Finland is the best place for viewing the aurora and they have gone to great lengths to study it, building an observatory, etc. Folklore abounds as to the reason for the display. In Finland it is called foxfire, from an ancient folk tale about the fox starting fires, or spraying snow with his brush like tail. In English, the word ‘foxfire’ is a luminescent glow emitted by certain types of fungus growing on rotten wood. In the north of Alaska, the natives call it The Dance of the Dead.
Now for the real reason. The truth is that the sun is the father of the aurora. The sun gives off high energy particles, called ions. They travel into space at speeds of up to 1200 kilometres per second. A stream of this is called a plasma. This stream of plasma is also called a solar wind.
When the solar wind reaches the edge of the earth’s magnetic field, some of the particles are trapped by our magnetic field and follow the lines of magnetic force down into our ionosphere, beginning to glow beautifully in colors of red, green, blue or violet. They are constantly in motion because of the interacting of the solar wind and our magnetic force.
Scientists are studying to see if their energy might be used for useful purposes. Far as I’m concerned, they already serve a useful purpose. They are food for the soul!
Once in the ’70’s, we were living in a log cabin, on a rise of ground, in Copper River Country. One frigid winter night, at minus 50F, my husband Jim decided to bring in one more armful of wood from the pile outside the door, before heading to bed. Jim had set up late reading and feeding the barrel stove. The rest of us were in bed. Jim came hurrying back in and woke me, saying, ” Quick, get the kids! You have to come outside!” We shook the kids awake and helped them into their parkas and bunny boots, and with Jim, carrying Mariella, the youngest, we went outside. The entire sky, from horizon to horizon, was full of rippling curtains of light. Usually, the auroras we had seen were mostly greenish colored, and sometimes just bands of green. This was technicolor and stereo sound! Yes, they were audibly popping and crackling as they swept across the sky in all the colors of which they are capable. We soon had to flee to the warmth of the cabin, but oh how our souls were fed that night! The unforgettable extravaganza of sound and color, reduced by comparison, all the manmade fireworks of earth to the level of a swinging flashlight!

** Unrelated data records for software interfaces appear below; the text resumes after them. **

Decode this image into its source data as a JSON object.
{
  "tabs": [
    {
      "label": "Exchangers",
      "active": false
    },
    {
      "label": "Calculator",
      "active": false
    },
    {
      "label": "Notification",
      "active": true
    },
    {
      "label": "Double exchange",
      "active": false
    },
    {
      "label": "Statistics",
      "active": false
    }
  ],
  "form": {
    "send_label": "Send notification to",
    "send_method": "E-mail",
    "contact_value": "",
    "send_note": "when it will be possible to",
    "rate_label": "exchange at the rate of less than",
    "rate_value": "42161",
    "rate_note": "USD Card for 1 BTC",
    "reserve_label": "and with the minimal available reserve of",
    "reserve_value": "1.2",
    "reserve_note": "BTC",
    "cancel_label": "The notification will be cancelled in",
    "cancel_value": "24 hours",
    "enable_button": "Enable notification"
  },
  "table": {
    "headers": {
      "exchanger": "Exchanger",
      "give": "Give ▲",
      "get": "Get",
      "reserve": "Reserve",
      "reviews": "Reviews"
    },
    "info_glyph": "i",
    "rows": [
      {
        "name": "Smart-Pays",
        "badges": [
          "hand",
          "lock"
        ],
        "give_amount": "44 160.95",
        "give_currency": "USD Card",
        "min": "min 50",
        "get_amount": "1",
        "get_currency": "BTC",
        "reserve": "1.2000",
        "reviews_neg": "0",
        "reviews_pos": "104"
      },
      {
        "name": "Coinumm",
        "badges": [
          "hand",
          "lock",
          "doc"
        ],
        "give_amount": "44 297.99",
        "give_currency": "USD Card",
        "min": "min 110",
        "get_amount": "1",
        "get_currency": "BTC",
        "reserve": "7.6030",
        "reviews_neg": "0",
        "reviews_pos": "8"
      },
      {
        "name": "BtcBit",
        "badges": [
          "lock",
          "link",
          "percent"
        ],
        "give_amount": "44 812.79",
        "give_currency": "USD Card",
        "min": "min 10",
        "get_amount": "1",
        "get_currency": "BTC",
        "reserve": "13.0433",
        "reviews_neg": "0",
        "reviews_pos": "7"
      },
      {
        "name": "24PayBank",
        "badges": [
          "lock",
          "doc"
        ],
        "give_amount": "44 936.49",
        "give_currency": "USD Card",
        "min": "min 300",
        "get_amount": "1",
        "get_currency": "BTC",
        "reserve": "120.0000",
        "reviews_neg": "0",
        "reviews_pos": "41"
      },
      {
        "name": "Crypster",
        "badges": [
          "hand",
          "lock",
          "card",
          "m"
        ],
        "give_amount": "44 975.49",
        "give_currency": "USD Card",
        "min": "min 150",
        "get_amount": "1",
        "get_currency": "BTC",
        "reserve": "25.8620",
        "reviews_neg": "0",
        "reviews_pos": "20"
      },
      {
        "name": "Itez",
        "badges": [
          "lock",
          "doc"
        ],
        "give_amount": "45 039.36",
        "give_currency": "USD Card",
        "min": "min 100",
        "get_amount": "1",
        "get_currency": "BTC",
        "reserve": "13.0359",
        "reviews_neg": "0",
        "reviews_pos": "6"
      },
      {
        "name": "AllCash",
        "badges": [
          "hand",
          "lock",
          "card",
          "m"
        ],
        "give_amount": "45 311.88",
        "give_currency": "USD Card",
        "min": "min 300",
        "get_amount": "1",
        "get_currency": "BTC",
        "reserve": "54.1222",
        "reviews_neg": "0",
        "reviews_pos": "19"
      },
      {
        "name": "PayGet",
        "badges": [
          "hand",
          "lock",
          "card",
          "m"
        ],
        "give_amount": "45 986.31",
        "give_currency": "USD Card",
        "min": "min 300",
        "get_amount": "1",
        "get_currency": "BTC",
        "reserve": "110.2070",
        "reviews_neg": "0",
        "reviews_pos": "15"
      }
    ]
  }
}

Take care, Hanna, and let me know if you wonder about anything else. I’m full of answers, and possibly a bit of baloney! -Bonnie J.